EXERCISE: From the first line to the last, give the material again exactly, without the images.

ENTRIES PROVIDED:
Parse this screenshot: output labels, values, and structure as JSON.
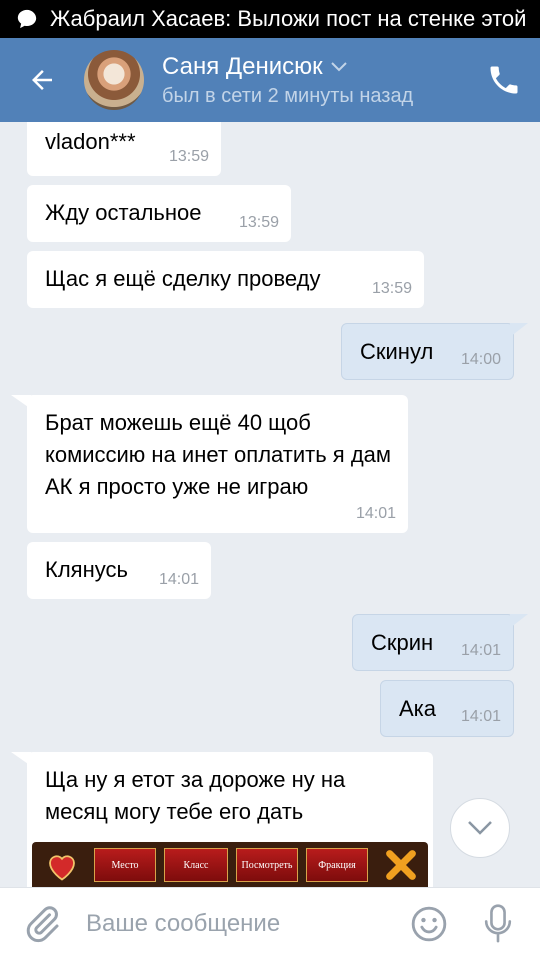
{
  "notification": {
    "text": "Жабраил Хасаев: Выложи пост на стенке этой"
  },
  "header": {
    "name": "Саня Денисюк",
    "status": "был в сети 2 минуты назад"
  },
  "messages": [
    {
      "dir": "in",
      "text": "vladon***",
      "time": "13:59"
    },
    {
      "dir": "in",
      "text": "Жду остальное",
      "time": "13:59"
    },
    {
      "dir": "in",
      "text": "Щас я ещё сделку проведу",
      "time": "13:59"
    },
    {
      "dir": "out",
      "text": "Скинул",
      "time": "14:00"
    },
    {
      "dir": "in",
      "text": "Брат можешь ещё 40 щоб комиссию на инет оплатить я дам АК я просто уже не играю",
      "time": "14:01"
    },
    {
      "dir": "in",
      "text": "Клянусь",
      "time": "14:01"
    },
    {
      "dir": "out",
      "text": "Скрин",
      "time": "14:01"
    },
    {
      "dir": "out",
      "text": "Ака",
      "time": "14:01"
    },
    {
      "dir": "in",
      "text": "Ща ну я етот за дороже ну на месяц могу тебе его дать",
      "time": ""
    }
  ],
  "attachment": {
    "cells": [
      "Место",
      "Класс",
      "Посмотреть",
      "Фракция"
    ]
  },
  "input": {
    "placeholder": "Ваше сообщение"
  },
  "colors": {
    "header": "#5181b8",
    "background": "#e9edf2",
    "outgoing": "#dae6f3",
    "incoming": "#ffffff"
  }
}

RESPONSE AREA:
Parse this screenshot: output labels, values, and structure as JSON.
{
  "notification": {
    "text": "Жабраил Хасаев: Выложи пост на стенке этой"
  },
  "header": {
    "name": "Саня Денисюк",
    "status": "был в сети 2 минуты назад"
  },
  "messages": [
    {
      "dir": "in",
      "text": "vladon***",
      "time": "13:59"
    },
    {
      "dir": "in",
      "text": "Жду остальное",
      "time": "13:59"
    },
    {
      "dir": "in",
      "text": "Щас я ещё сделку проведу",
      "time": "13:59"
    },
    {
      "dir": "out",
      "text": "Скинул",
      "time": "14:00"
    },
    {
      "dir": "in",
      "text": "Брат можешь ещё 40 щоб комиссию на инет оплатить я дам АК я просто уже не играю",
      "time": "14:01"
    },
    {
      "dir": "in",
      "text": "Клянусь",
      "time": "14:01"
    },
    {
      "dir": "out",
      "text": "Скрин",
      "time": "14:01"
    },
    {
      "dir": "out",
      "text": "Ака",
      "time": "14:01"
    },
    {
      "dir": "in",
      "text": "Ща ну я етот за дороже ну на месяц могу тебе его дать",
      "time": ""
    }
  ],
  "attachment": {
    "cells": [
      "Место",
      "Класс",
      "Посмотреть",
      "Фракция"
    ]
  },
  "input": {
    "placeholder": "Ваше сообщение"
  },
  "colors": {
    "header": "#5181b8",
    "background": "#e9edf2",
    "outgoing": "#dae6f3",
    "incoming": "#ffffff"
  }
}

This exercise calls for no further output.